  4.4. Were reasons for withdrawals similar across groups?
  4.5. If diagnostic test, was decision to perform reference test not dependent on results of test under study?
5. Was blinding used to prevent introduction of bias?
  5.1. In intervention study, were subjects, clinicians/practitioners, and investigators blinded to treatment group, as appropriate?
  5.2. Were data collectors blinded for outcomes assessment? (If outcome is measured using an objective test, such as a lab value, this criterion is assumed to be met.)
  5.3. In cohort study or cross-sectional study, were measurements of outcomes and risk factors blinded?
  5.4. In case control study, was case definition explicit and case ascertainment not influenced by exposure status?
  5.5. In diagnostic study, were test results blinded to patient history and other test results?
6. Were intervention/therapeutic regimens/exposure factor or procedure and any comparison(s) described in detail? Were intervening factors described?
  6.1. In RCT or other intervention trial, were protocols described for all regimens studied?
  6.2. In observational study, were interventions, study settings, and clinicians/provider described?
  6.3. Was the intensity and duration of the intervention or exposure factor sufficient to produce a meaningful effect?
  6.4. Was the amount of exposure and, if relevant, subject/patient compliance measured?
  6.5. Were co-interventions (e.g., ancillary treatments, other therapies) described?
  6.6. Were extra or unplanned treatments described?
  6.7. Was the information for 6.4, 6.5, and 6.6 assessed the same way for all groups?

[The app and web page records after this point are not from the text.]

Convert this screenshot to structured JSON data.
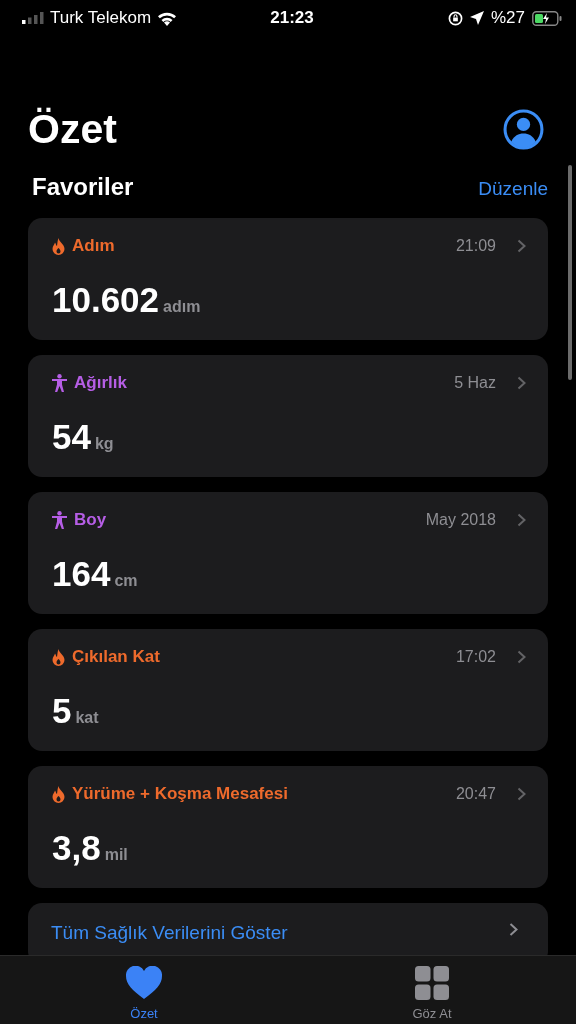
{
  "status_bar": {
    "carrier": "Turk Telekom",
    "time": "21:23",
    "battery": "%27"
  },
  "title": "Özet",
  "favorites": {
    "heading": "Favoriler",
    "edit": "Düzenle"
  },
  "cards": [
    {
      "kind": "flame",
      "name": "Adım",
      "time": "21:09",
      "value": "10.602",
      "unit": "adım"
    },
    {
      "kind": "figure",
      "name": "Ağırlık",
      "time": "5 Haz",
      "value": "54",
      "unit": "kg"
    },
    {
      "kind": "figure",
      "name": "Boy",
      "time": "May 2018",
      "value": "164",
      "unit": "cm"
    },
    {
      "kind": "flame",
      "name": "Çıkılan Kat",
      "time": "17:02",
      "value": "5",
      "unit": "kat"
    },
    {
      "kind": "flame",
      "name": "Yürüme + Koşma Mesafesi",
      "time": "20:47",
      "value": "3,8",
      "unit": "mil"
    }
  ],
  "show_all": "Tüm Sağlık Verilerini Göster",
  "tabs": [
    {
      "kind": "heart",
      "label": "Özet",
      "selected": true
    },
    {
      "kind": "grid",
      "label": "Göz At",
      "selected": false
    }
  ]
}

  6.8. In diagnostic study, were details of test administration and replication sufficient?
7. Were outcomes clearly defined and the measurements valid and reliable?
  7.1. Were primary and secondary endpoints described and relevant to the question?
  7.2. Were nutrition measures appropriate to question and outcomes of concern?
  7.3. Was the period of follow-up long enough for important outcome(s) to occur?
  7.4. Were the observations and measurements based on standard, valid, and reliable data collection instruments/tests/procedures?
  7.5. Was the measurement of effect at an appropriate level of precision?
  7.6. Were other factors accounted for (measured) that could affect outcomes?
  7.7. Were the measurements conducted consistently across groups?
8. Was the statistical analysis appropriate for the study design and type of outcome indicators?
  8.1. Were statistical analyses adequately described and the results reported appropriately?
  8.2. Were correct statistical tests used and assumptions of test not violated?
  8.3. Were statistics reported with levels of significance and/or confidence intervals?
  8.4. Was "intent to treat" analysis of outcomes done (and as appropriate, was there an analysis of outcomes for those maximally exposed or a dose-response analysis)?
  8.5. Were adequate adjustments made for effects of confounding factors that might have affected the outcomes (e.g., multivariate analyses)?
  8.6. Was clinical significance as well as statistical significance reported?
  8.7. If negative findings, was a power calculation reported to address type 2 error?
9. Are conclusions supported by results with biases and limitations taken into consideration?
  9.1. Is there a discussion of findings?
  9.2. Are biases and study limitations identified and discussed?
10. Is bias due to study’s funding or sponsorship unlikely?
  10.1. Were sources of funding and investigators’ affiliations described?
  10.2. Was the study free from apparent conflict of interest?